In the brave new world of self e-publishing the greatest crime seems to be standing still. You gotta publish, publish, publish, whack out those short stories/novellas/serials/novels, wear your fingers to the bone and simply grind the little beggers out on the trusty word-mill – one a month, one every two months, one every three months maximum. Productivity has to be at full capacity for the duration, and then you gotta plug, plug, plug, market, market, market the results 24/7 until you make people sit up and listen. Then, before they can breathe, you gotta hit them again and again, until they finally give in and start to bond with you like an abductee with their kidnapper...

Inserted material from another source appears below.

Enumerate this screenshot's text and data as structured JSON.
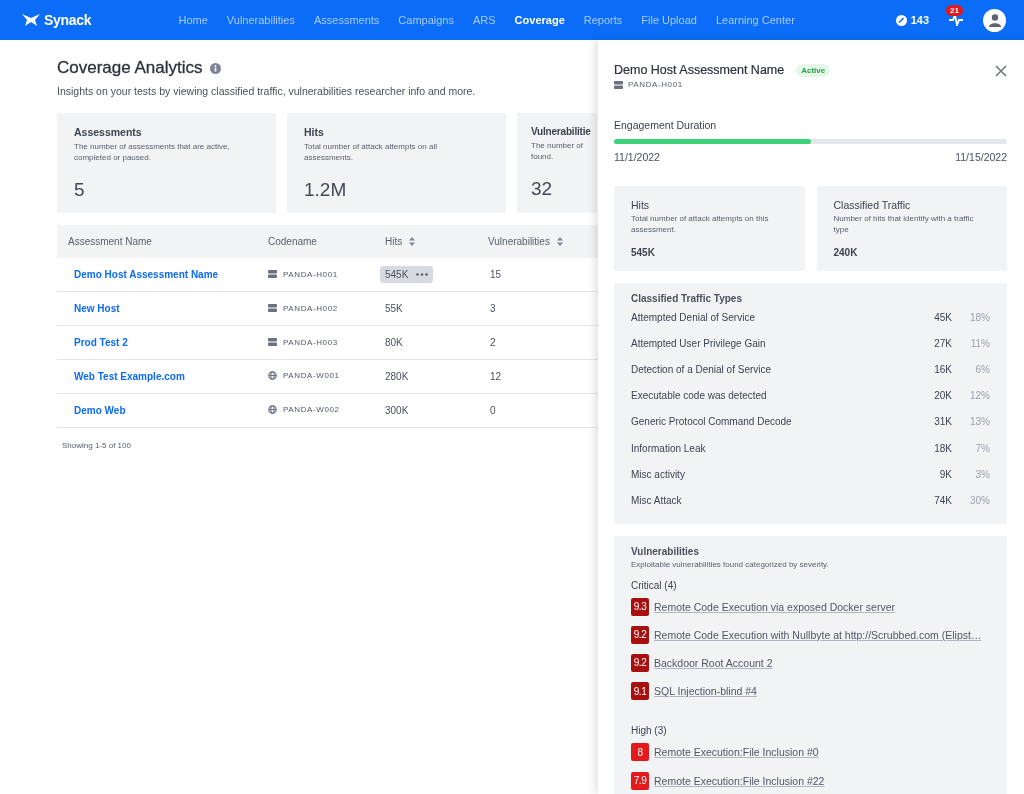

That’s one of the prevailing theories, anyway. It seems to work for some people, too, but probably not for me − although I might have a go if I thought I could do it. The most prominent reason I think I couldn’t is no great mystery, of course – it’s all down to that magic ingredient at the heart of every fictional recipe: Time.
Time, or rather the lack of it, is the bane of the less successful or part-time novelist. When you’re at work, doing the day-job, doing the tedious, mind-blowingly dull stuff that pays some of the bills, what happens to time? I’ll tell you what happens – it crawls. It drags itself around on its bloody stumps, screaming and bellowing in sheer bleeding agony, making sure that not a single solitary second passes without you being crushingly aware of it.
What happens to time when you sit down to write? It flies. It flies like a military fighter cruising at Mach II. Or maybe it’s a little more like a Stealth aircraft, because you never, ever notice it flying by at all, and you only know that it has because when you look up at the clock after working for half an hour or so, you realise that four or five whole hours have zipped by while you were lost in the zone.
It’s tough to juggle all the elements of life if you’re unable to write full-time, as so many of us are. When you have a full-time job to hold down, a house to keep up, and a family to spend time with, writing all too often becomes a luxury pastime, and sometimes a bone of contention with family members who just don’t understand what drives you to write, especially as you make so little money at it.
So, all too often your writing time gets shunted to a late night or an early morning activity slot, generally when you’re almost too exhausted to write effectively, and by the time you’ve managed to force yourself into the zone, your window of opportunity has expired.
Right now I’m proofing and editing a crime-comedy novel for Christmas publication and trying to devise ways to publicise it, retyping a very long horror novel, for which I only have a hard copy, in time for Halloween next year, attempting to restart the sequel to the crime-comedy, attempting to get back into the third instalment of my ‘Perfect’ series of dark crime novels, planning the third and fourth instalments of my Hunted Man crime short series, and… many other things, too, including this blog.
If anyone out there has a time machine they’re not using right now, do you think I could borrow it? I guarantee to get it back to you early last week.